:: Input for this task ::
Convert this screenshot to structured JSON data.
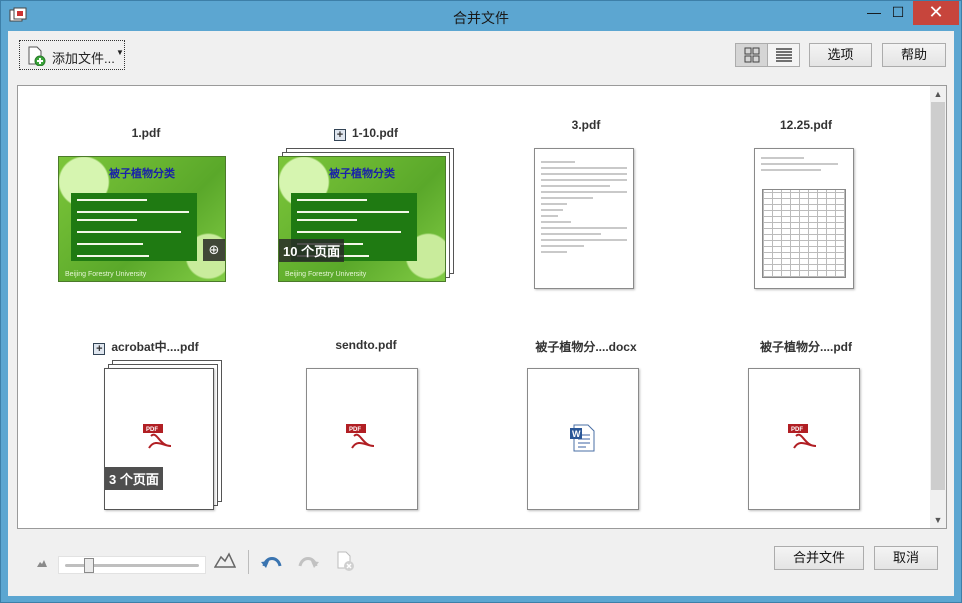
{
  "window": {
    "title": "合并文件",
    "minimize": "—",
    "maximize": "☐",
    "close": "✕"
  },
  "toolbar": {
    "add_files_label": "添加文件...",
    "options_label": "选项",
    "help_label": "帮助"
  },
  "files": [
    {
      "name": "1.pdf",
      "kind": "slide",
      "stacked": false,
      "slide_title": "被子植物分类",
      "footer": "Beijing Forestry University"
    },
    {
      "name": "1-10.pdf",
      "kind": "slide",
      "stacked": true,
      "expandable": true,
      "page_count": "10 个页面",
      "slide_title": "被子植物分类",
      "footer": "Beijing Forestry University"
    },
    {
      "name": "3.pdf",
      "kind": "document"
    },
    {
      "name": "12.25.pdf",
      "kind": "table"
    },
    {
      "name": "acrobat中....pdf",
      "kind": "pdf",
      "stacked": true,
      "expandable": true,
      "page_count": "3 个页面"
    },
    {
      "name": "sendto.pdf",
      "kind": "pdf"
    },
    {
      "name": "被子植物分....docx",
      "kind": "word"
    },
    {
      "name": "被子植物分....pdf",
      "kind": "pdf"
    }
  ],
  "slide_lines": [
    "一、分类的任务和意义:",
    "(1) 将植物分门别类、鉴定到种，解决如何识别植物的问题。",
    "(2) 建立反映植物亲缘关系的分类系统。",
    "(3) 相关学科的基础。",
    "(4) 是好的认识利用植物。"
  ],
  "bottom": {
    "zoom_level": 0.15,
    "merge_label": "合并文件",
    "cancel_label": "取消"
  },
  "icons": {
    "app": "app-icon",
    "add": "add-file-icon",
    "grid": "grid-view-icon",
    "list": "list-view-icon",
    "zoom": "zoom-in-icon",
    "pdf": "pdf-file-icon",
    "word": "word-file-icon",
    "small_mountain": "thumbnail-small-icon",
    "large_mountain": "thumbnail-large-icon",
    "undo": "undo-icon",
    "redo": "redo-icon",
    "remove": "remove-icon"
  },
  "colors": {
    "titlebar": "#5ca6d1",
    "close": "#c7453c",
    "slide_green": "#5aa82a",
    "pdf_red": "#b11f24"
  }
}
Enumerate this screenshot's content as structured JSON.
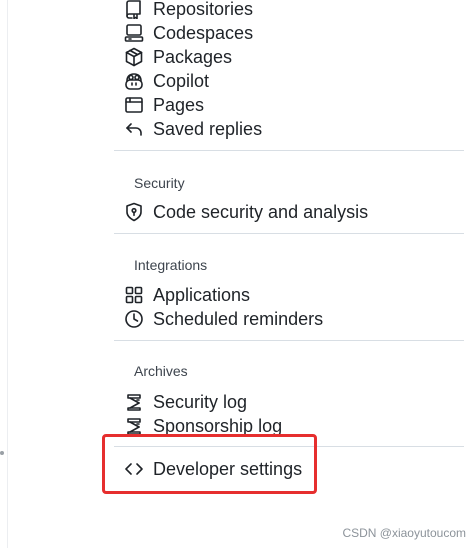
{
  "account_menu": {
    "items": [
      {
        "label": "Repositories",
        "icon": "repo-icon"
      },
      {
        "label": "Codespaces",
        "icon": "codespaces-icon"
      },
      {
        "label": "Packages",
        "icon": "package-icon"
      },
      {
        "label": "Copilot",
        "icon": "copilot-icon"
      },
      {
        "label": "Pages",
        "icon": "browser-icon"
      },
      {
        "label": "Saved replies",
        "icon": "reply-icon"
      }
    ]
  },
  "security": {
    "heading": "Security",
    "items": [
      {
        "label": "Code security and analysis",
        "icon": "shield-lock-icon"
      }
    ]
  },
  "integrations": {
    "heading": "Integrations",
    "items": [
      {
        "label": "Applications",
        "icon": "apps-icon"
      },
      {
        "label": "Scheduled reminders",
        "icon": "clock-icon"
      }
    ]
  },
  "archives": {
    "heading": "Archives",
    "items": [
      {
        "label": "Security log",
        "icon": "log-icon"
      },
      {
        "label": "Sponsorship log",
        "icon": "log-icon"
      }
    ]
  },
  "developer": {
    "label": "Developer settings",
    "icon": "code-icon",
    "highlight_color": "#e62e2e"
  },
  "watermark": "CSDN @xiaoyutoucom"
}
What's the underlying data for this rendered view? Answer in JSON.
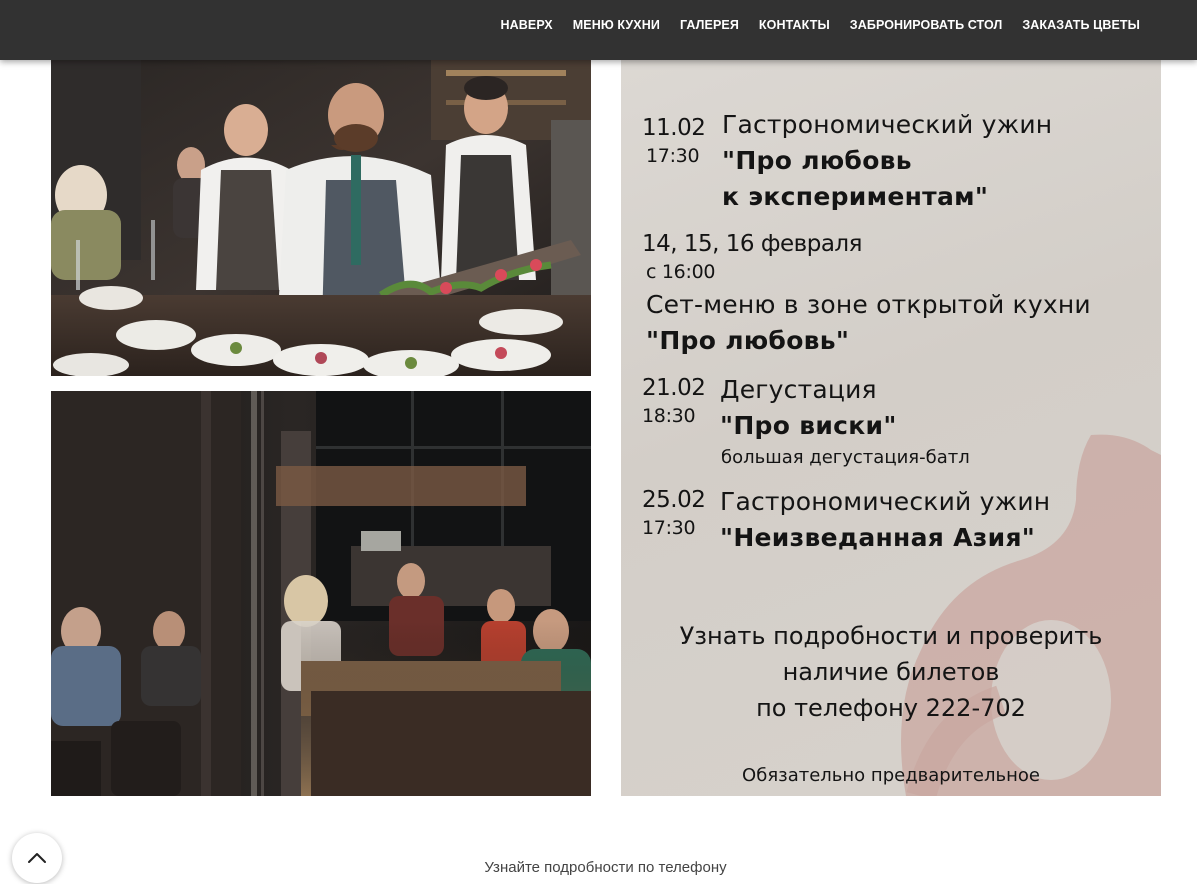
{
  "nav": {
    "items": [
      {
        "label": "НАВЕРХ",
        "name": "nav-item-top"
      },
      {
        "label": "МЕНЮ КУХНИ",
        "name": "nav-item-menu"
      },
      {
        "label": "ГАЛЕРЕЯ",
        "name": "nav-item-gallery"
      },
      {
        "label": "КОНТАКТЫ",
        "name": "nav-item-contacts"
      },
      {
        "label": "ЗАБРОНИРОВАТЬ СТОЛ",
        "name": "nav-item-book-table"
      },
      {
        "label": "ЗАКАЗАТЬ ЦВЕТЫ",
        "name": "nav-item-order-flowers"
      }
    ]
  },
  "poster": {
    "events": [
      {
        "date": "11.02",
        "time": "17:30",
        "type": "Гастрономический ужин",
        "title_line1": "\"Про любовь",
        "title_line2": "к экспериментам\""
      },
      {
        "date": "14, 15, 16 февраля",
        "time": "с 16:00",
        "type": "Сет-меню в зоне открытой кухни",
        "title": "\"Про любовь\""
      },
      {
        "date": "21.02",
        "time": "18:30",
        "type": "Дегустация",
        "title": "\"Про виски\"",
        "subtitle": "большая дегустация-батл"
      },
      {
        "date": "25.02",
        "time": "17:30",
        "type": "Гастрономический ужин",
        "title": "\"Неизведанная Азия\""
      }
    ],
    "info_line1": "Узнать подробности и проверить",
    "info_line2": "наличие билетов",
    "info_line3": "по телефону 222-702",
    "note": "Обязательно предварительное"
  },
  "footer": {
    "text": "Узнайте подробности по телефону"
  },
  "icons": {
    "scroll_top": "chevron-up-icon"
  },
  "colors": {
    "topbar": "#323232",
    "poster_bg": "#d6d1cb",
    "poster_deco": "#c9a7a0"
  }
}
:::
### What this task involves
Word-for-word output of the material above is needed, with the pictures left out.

### Reply to the task
Convert this screenshot to structured JSON data.
{
  "window": {
    "title": "合并文件",
    "minimize": "—",
    "maximize": "☐",
    "close": "✕"
  },
  "toolbar": {
    "add_files_label": "添加文件...",
    "options_label": "选项",
    "help_label": "帮助"
  },
  "files": [
    {
      "name": "1.pdf",
      "kind": "slide",
      "stacked": false,
      "slide_title": "被子植物分类",
      "footer": "Beijing Forestry University"
    },
    {
      "name": "1-10.pdf",
      "kind": "slide",
      "stacked": true,
      "expandable": true,
      "page_count": "10 个页面",
      "slide_title": "被子植物分类",
      "footer": "Beijing Forestry University"
    },
    {
      "name": "3.pdf",
      "kind": "document"
    },
    {
      "name": "12.25.pdf",
      "kind": "table"
    },
    {
      "name": "acrobat中....pdf",
      "kind": "pdf",
      "stacked": true,
      "expandable": true,
      "page_count": "3 个页面"
    },
    {
      "name": "sendto.pdf",
      "kind": "pdf"
    },
    {
      "name": "被子植物分....docx",
      "kind": "word"
    },
    {
      "name": "被子植物分....pdf",
      "kind": "pdf"
    }
  ],
  "slide_lines": [
    "一、分类的任务和意义:",
    "(1) 将植物分门别类、鉴定到种，解决如何识别植物的问题。",
    "(2) 建立反映植物亲缘关系的分类系统。",
    "(3) 相关学科的基础。",
    "(4) 是好的认识利用植物。"
  ],
  "bottom": {
    "zoom_level": 0.15,
    "merge_label": "合并文件",
    "cancel_label": "取消"
  },
  "icons": {
    "app": "app-icon",
    "add": "add-file-icon",
    "grid": "grid-view-icon",
    "list": "list-view-icon",
    "zoom": "zoom-in-icon",
    "pdf": "pdf-file-icon",
    "word": "word-file-icon",
    "small_mountain": "thumbnail-small-icon",
    "large_mountain": "thumbnail-large-icon",
    "undo": "undo-icon",
    "redo": "redo-icon",
    "remove": "remove-icon"
  },
  "colors": {
    "titlebar": "#5ca6d1",
    "close": "#c7453c",
    "slide_green": "#5aa82a",
    "pdf_red": "#b11f24"
  }
}
Enumerate this screenshot's content as structured JSON.
{
  "account_menu": {
    "items": [
      {
        "label": "Repositories",
        "icon": "repo-icon"
      },
      {
        "label": "Codespaces",
        "icon": "codespaces-icon"
      },
      {
        "label": "Packages",
        "icon": "package-icon"
      },
      {
        "label": "Copilot",
        "icon": "copilot-icon"
      },
      {
        "label": "Pages",
        "icon": "browser-icon"
      },
      {
        "label": "Saved replies",
        "icon": "reply-icon"
      }
    ]
  },
  "security": {
    "heading": "Security",
    "items": [
      {
        "label": "Code security and analysis",
        "icon": "shield-lock-icon"
      }
    ]
  },
  "integrations": {
    "heading": "Integrations",
    "items": [
      {
        "label": "Applications",
        "icon": "apps-icon"
      },
      {
        "label": "Scheduled reminders",
        "icon": "clock-icon"
      }
    ]
  },
  "archives": {
    "heading": "Archives",
    "items": [
      {
        "label": "Security log",
        "icon": "log-icon"
      },
      {
        "label": "Sponsorship log",
        "icon": "log-icon"
      }
    ]
  },
  "developer": {
    "label": "Developer settings",
    "icon": "code-icon",
    "highlight_color": "#e62e2e"
  },
  "watermark": "CSDN @xiaoyutoucom"
}
What's the underlying data for this rendered view? Answer in JSON.
{
  "nav": {
    "items": [
      {
        "label": "НАВЕРХ",
        "name": "nav-item-top"
      },
      {
        "label": "МЕНЮ КУХНИ",
        "name": "nav-item-menu"
      },
      {
        "label": "ГАЛЕРЕЯ",
        "name": "nav-item-gallery"
      },
      {
        "label": "КОНТАКТЫ",
        "name": "nav-item-contacts"
      },
      {
        "label": "ЗАБРОНИРОВАТЬ СТОЛ",
        "name": "nav-item-book-table"
      },
      {
        "label": "ЗАКАЗАТЬ ЦВЕТЫ",
        "name": "nav-item-order-flowers"
      }
    ]
  },
  "poster": {
    "events": [
      {
        "date": "11.02",
        "time": "17:30",
        "type": "Гастрономический ужин",
        "title_line1": "\"Про любовь",
        "title_line2": "к экспериментам\""
      },
      {
        "date": "14, 15, 16 февраля",
        "time": "с 16:00",
        "type": "Сет-меню в зоне открытой кухни",
        "title": "\"Про любовь\""
      },
      {
        "date": "21.02",
        "time": "18:30",
        "type": "Дегустация",
        "title": "\"Про виски\"",
        "subtitle": "большая дегустация-батл"
      },
      {
        "date": "25.02",
        "time": "17:30",
        "type": "Гастрономический ужин",
        "title": "\"Неизведанная Азия\""
      }
    ],
    "info_line1": "Узнать подробности и проверить",
    "info_line2": "наличие билетов",
    "info_line3": "по телефону 222-702",
    "note": "Обязательно предварительное"
  },
  "footer": {
    "text": "Узнайте подробности по телефону"
  },
  "icons": {
    "scroll_top": "chevron-up-icon"
  },
  "colors": {
    "topbar": "#323232",
    "poster_bg": "#d6d1cb",
    "poster_deco": "#c9a7a0"
  }
}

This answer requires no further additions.